Language is built of little individual sounds called phonemes. During language development, the brain learns how to identify these sounds and distinguish between them, correcting for variations in tone, accent, etc. Then the brain must learn how to arrange these individual pieces into very specific combinations called “phonetic representations.” This is where the breakdown is thought to occur in the dyslexic brain. As described in Science,
For the past 40 years, researchers have thought that people with dyslexia don’t develop precise “phonetic representations” and thus can’t recognize fine distinctions in language. The distorted representations, like smudged words in a dictionary, might not be evident in everyday speech, but they could make learning to read and spell quite difficult, especially for words that don’t follow obvious spelling or pronunciation rules, such as “bough” and “cough.”
Does Not Compute
So the decades-long debate has been this: are the brains of people with dyslexia unable to develop these representations, or are they just unable to access them? In other words, does the breakdown occur in the brain’s processing or its internal communications?
This study was designed to find out.
Researchers used fMRI to take 3D pictures of the brain activity of 23 adults with severe dyslexia and 22 without. Participants listened to a series of nonsense words spoken with different intonations. Each word was made up of alternating consonants and vowels, like “baba,” “dada,” and “dydy.” With each new word, the task was for participants to identify the difference between it and the previous word in the series—Did the consonant change? The vowel?

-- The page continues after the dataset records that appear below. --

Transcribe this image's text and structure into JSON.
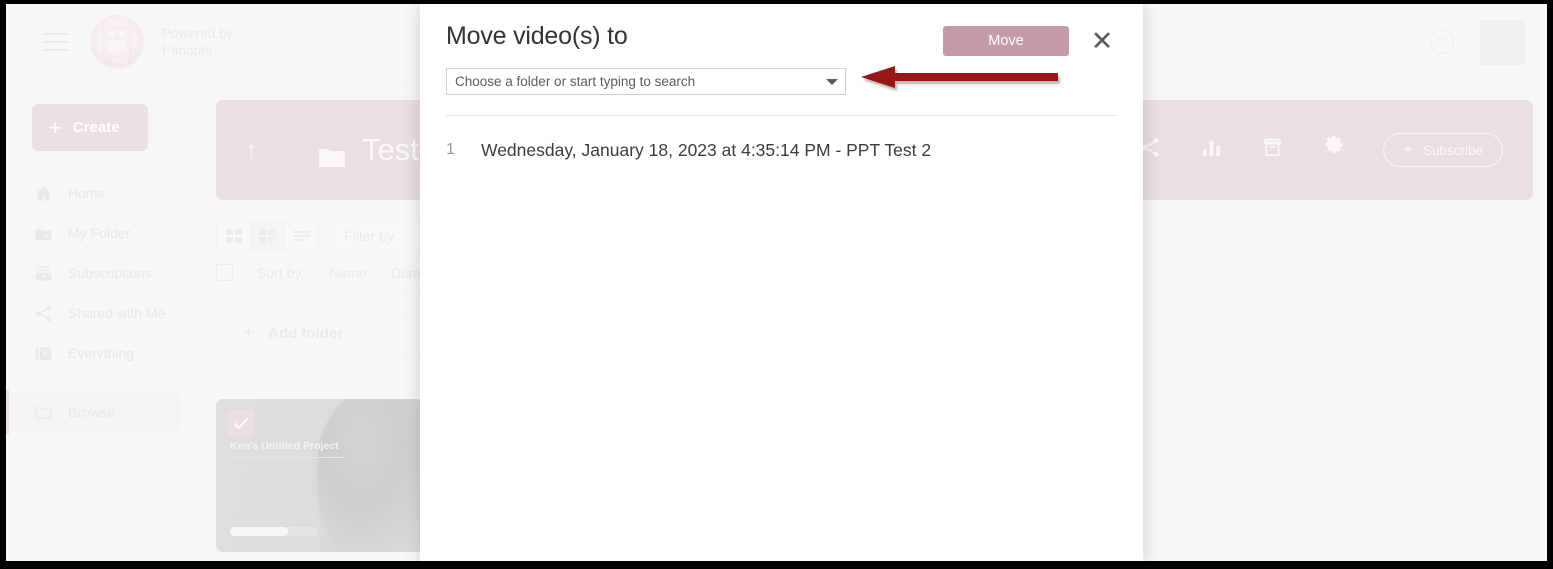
{
  "topbar": {
    "menu_icon": "hamburger-menu-icon",
    "logo": "university-seal-logo",
    "powered_line1": "Powered by",
    "powered_line2": "Panopto",
    "help_label": "?",
    "help_icon": "help-circle-icon",
    "avatar": "user-avatar"
  },
  "sidebar": {
    "create_label": "Create",
    "create_plus": "+",
    "items": [
      {
        "label": "Home",
        "icon": "home-icon"
      },
      {
        "label": "My Folder",
        "icon": "folder-star-icon"
      },
      {
        "label": "Subscriptions",
        "icon": "subscriptions-icon"
      },
      {
        "label": "Shared with Me",
        "icon": "share-nodes-icon"
      },
      {
        "label": "Everything",
        "icon": "video-library-icon"
      }
    ],
    "browse": {
      "label": "Browse",
      "icon": "folder-icon",
      "selected": true
    }
  },
  "folder_header": {
    "up_arrow_icon": "arrow-up-icon",
    "folder_icon": "folder-icon",
    "title": "Test V",
    "actions": [
      {
        "name": "share-icon"
      },
      {
        "name": "stats-bar-chart-icon"
      },
      {
        "name": "archive-icon"
      },
      {
        "name": "settings-gear-icon"
      }
    ],
    "subscribe_label": "Subscribe",
    "subscribe_plus": "+"
  },
  "toolbar": {
    "views": [
      {
        "name": "grid-view-icon",
        "active": false
      },
      {
        "name": "detail-list-view-icon",
        "active": true
      },
      {
        "name": "compact-list-view-icon",
        "active": false
      }
    ],
    "filter_placeholder": "Filter by ...",
    "select_all_checkbox": "select-all-checkbox",
    "sort_by_label": "Sort by:",
    "sort_options": [
      "Name",
      "Duration"
    ]
  },
  "add_folder": {
    "plus": "+",
    "label": "Add folder"
  },
  "video_card": {
    "title": "Ken's Untitled Project",
    "checked": true,
    "progress_percent": 66
  },
  "modal": {
    "title": "Move video(s) to",
    "move_label": "Move",
    "close_label": "✕",
    "folder_select_placeholder": "Choose a folder or start typing to search",
    "caret_icon": "chevron-down-icon",
    "videos": [
      {
        "index": "1",
        "name": "Wednesday, January 18, 2023 at 4:35:14 PM - PPT Test 2"
      }
    ]
  },
  "annotation": {
    "arrow_icon": "red-left-arrow-annotation",
    "arrow_color": "#991616"
  },
  "colors": {
    "accent_mauve": "#cfadb7",
    "hero_mauve": "#c9aab4",
    "move_button": "#c49aa8",
    "app_background": "#eaeaea",
    "modal_background": "#ffffff",
    "annotation_red": "#991616"
  }
}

Or both?
The Dyslexic Brain
When the scientists analyzed the patterns of brain activity and connectivity they found that dyslexic individuals’ brains were able to process the words as well if not better than the controls, but they were 50 percent slower at responding. This appears to be due to poor coordination between their auditory cortices (the areas responsible for processing basic phonemes) and their Broca’s area (the region that processes higher-level language). The weaker the connection between these two regions, the slower the individual’s response.
It’s too early to tell whether this study finally settles the debate over dyslexia’s brain basis, but the researchers are hopeful that it is at least a step toward understanding and therefore treating dyslexia. The study, published in Science, suggests that perhaps someday electrical stimulation of the brain could provide a therapeutic treatment for people with dyslexia.